The screenshot shows you the returns of the same trading strategy, trading the same markets, the same time frames and using the same parameters. The returns on the left side look nice, making money every year. The returns on the right side are somehow shaky, and you would have to love volatility of returns if you would think about trading this basket. The only difference between the basket on the right and on the left side is the position sizing.
The energy basket:
The basket trades German power, base and peak (yearly, quarterly, monthly), coal, gas, emissions. All instruments are traded on a daily and weekly time frame chart, using the same parameters. If the daily trading uses a 10-period parameter, the weekly trading would use a 10-week parameter. This limits the degrees of freedom I have when doing the strategy-time frame-parameter merge, thus minimizing the curve fitting trap.
The strategy which generates the buy and sell signals is quite simple, a classic trend following strategy described in my book and similar to the bitcoin trading strategy described within this blog. Go with the trend, buy the high, short the low. Not rocket science but a solid trend following approach.
The position sizing:
The basket on the right shows you the performance of the strategy when you would invest the same amount of money in every trade. This usually is a nice approach when trading stocks which have a somehow similar volatility, but it seems to cause problems when trading commodities. Emissions have a higher volatility than API2…
The basket on the right will not invest the same amount of money in every trade, it will risk the same amount of money with every trade. This basically eliminates the influence of volatility, as commodities with high volatility just will invest less. At this stage it is important NOT to use value at risk or any other time-series based risk measurement. You will have to calculate the actual risk for the trade, meaning the difference between the entry point and the nearest exit point. If you just use VAR, which basically is just a deviation of a standard deviation calculation, the risk information will always be not up to date and brng you all the problems which delayed information causes in trading.

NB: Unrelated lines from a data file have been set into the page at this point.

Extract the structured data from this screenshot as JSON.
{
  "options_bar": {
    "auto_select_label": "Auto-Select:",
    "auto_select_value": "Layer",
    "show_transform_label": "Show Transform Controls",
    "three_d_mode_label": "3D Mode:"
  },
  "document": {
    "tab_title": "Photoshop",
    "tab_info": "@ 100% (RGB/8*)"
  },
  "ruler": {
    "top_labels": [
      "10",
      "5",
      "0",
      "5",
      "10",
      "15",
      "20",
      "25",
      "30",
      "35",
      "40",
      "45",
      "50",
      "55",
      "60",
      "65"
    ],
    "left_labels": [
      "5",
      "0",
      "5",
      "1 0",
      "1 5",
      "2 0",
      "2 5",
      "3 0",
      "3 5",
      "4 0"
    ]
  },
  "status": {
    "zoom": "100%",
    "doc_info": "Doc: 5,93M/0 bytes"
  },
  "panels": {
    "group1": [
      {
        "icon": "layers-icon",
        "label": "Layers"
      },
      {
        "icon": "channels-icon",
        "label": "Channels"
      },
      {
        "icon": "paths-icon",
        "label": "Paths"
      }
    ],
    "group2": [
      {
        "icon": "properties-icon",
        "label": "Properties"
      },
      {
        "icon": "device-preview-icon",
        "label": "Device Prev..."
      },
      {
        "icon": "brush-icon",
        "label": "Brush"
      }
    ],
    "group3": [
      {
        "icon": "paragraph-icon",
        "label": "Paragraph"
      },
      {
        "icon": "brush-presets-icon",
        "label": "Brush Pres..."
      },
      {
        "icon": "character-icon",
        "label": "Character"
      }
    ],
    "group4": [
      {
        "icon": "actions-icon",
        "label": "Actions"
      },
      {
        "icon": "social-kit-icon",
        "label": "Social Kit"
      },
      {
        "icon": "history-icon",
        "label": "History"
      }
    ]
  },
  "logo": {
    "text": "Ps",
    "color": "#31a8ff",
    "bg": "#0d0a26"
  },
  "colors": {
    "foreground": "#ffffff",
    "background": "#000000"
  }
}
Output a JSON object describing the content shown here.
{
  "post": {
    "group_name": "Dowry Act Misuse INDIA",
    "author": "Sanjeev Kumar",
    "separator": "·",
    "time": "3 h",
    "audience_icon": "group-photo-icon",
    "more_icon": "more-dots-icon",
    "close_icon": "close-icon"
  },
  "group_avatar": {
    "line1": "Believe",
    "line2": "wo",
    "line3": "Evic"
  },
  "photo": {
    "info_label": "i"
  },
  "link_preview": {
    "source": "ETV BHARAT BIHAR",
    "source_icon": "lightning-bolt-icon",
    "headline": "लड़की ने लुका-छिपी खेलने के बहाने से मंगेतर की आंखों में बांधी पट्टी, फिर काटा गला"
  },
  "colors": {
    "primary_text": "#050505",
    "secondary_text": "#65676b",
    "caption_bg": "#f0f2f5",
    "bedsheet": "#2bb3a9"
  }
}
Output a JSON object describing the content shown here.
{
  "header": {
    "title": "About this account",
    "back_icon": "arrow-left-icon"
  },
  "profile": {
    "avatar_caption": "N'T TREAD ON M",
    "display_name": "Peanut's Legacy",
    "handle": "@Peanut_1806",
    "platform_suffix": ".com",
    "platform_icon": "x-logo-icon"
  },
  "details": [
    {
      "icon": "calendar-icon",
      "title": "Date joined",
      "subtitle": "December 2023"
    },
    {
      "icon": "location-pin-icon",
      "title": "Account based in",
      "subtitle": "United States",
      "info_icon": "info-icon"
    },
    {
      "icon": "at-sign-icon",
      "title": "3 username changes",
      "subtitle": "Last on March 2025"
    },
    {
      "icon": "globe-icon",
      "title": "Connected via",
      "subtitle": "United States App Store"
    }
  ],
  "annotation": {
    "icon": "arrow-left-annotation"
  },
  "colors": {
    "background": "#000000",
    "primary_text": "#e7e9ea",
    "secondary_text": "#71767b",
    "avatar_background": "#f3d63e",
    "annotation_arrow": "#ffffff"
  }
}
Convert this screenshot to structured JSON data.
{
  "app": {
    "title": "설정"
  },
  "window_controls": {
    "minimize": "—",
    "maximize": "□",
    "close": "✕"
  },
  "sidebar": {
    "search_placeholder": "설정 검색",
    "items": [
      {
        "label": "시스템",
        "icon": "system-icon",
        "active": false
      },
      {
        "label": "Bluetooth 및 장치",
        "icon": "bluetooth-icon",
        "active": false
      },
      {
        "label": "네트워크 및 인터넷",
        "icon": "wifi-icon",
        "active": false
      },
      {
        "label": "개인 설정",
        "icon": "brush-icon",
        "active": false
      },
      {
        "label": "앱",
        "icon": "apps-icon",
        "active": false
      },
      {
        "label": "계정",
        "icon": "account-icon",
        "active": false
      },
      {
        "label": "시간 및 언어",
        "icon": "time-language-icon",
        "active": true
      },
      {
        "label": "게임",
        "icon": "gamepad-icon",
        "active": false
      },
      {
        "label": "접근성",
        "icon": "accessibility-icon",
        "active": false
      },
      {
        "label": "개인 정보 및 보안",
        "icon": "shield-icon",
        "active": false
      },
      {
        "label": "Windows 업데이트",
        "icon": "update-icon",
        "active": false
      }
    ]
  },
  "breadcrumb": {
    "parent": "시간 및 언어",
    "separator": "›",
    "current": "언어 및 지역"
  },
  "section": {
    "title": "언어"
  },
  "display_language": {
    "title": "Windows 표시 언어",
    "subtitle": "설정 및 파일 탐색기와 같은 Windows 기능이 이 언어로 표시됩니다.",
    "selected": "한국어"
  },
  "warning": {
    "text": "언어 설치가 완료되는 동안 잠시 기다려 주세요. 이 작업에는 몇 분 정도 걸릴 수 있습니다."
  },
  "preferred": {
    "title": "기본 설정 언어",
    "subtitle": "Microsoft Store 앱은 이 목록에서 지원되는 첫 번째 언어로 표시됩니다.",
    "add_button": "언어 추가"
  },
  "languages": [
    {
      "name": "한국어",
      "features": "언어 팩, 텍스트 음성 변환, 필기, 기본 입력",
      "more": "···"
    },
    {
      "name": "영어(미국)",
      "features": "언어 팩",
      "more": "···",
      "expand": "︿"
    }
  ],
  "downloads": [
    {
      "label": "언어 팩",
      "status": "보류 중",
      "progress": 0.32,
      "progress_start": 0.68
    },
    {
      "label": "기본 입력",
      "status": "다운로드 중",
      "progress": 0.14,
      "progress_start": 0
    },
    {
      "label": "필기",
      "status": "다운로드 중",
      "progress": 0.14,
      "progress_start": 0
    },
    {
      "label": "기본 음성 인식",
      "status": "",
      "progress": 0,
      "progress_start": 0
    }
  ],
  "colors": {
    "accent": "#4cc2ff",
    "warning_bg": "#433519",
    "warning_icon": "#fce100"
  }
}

Don`t try to find the perfect entry and exit points, work on your risk and how you weight the different markets. As long as you are long when the market goes up and do not invest all you got in one trade, you should survive. If you use a wise combination of strategy – position sizing and market selection, the gods will sprinkle gold on your path.